The lines to copy are those holding the string "this" in the entries below.

Dataset records
▼▼▼
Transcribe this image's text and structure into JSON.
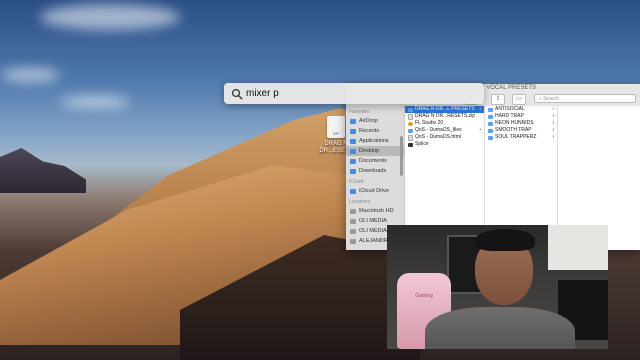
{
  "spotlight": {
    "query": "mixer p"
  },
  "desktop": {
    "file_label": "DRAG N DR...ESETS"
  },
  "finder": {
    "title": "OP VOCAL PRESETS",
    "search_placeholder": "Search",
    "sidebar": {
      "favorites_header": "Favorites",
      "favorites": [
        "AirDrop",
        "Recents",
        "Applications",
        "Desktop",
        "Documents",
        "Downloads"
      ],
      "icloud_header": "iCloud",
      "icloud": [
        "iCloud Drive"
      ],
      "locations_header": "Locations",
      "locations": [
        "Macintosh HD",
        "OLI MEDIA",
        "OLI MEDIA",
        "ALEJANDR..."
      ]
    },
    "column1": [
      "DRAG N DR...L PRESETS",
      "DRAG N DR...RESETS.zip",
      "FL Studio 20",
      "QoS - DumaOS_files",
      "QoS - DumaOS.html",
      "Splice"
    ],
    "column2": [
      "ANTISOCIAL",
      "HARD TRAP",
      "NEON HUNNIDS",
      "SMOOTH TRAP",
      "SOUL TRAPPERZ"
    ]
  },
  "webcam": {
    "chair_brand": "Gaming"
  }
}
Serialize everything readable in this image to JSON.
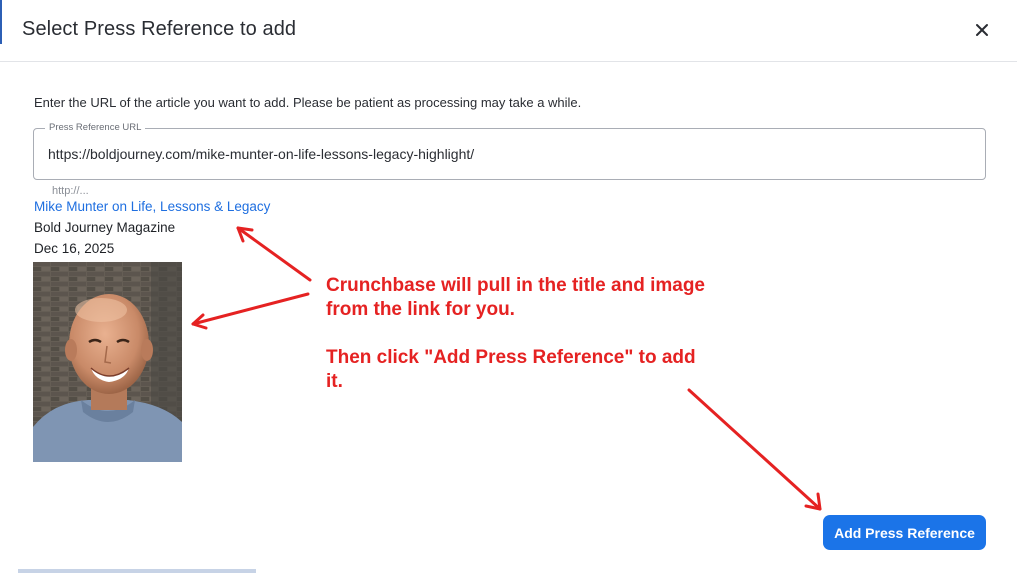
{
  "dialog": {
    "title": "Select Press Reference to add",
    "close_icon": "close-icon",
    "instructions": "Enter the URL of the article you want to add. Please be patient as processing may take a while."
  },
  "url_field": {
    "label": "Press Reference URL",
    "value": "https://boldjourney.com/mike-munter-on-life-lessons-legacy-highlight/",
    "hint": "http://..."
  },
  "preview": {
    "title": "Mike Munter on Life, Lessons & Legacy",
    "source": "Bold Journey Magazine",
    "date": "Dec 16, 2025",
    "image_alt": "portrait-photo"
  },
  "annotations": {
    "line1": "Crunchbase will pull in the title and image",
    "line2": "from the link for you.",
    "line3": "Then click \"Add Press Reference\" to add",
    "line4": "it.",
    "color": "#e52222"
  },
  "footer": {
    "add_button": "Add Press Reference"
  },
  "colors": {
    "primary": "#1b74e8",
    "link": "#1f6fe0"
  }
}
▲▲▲
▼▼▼
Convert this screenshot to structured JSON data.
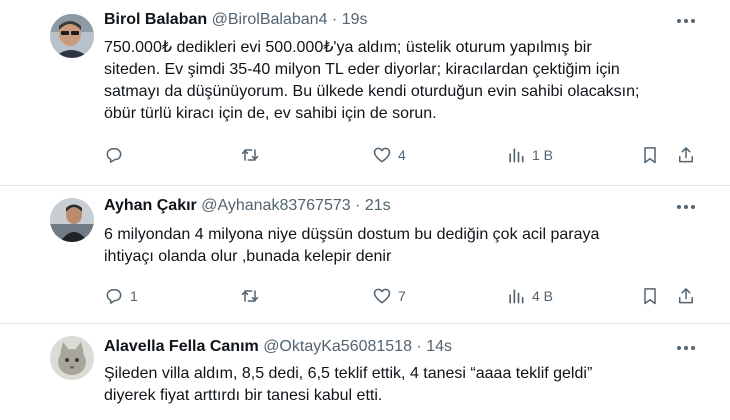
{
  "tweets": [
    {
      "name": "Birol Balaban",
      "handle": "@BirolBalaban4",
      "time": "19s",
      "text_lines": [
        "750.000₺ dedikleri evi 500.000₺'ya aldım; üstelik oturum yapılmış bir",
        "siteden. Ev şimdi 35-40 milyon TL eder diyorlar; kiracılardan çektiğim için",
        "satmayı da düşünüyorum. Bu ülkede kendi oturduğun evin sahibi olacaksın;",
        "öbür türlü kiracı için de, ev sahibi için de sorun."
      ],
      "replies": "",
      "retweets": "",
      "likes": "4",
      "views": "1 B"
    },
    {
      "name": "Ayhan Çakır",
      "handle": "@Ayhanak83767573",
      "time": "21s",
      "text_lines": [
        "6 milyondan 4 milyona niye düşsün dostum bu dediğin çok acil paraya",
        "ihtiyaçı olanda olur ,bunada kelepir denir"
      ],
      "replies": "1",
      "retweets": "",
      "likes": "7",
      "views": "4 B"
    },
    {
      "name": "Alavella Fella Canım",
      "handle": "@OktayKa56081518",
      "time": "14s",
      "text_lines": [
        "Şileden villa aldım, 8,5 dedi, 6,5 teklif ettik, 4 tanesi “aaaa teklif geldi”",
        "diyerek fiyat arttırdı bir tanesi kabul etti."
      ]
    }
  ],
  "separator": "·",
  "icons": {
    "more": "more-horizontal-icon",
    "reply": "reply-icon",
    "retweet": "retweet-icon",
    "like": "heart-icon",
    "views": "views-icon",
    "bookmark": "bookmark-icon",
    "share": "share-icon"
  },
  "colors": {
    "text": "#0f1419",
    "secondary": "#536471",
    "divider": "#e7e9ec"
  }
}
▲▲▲
Expected answer =
Transcribe this image's text and structure into JSON.
Serialize everything readable in this image to JSON.
Convert this screenshot to structured JSON data.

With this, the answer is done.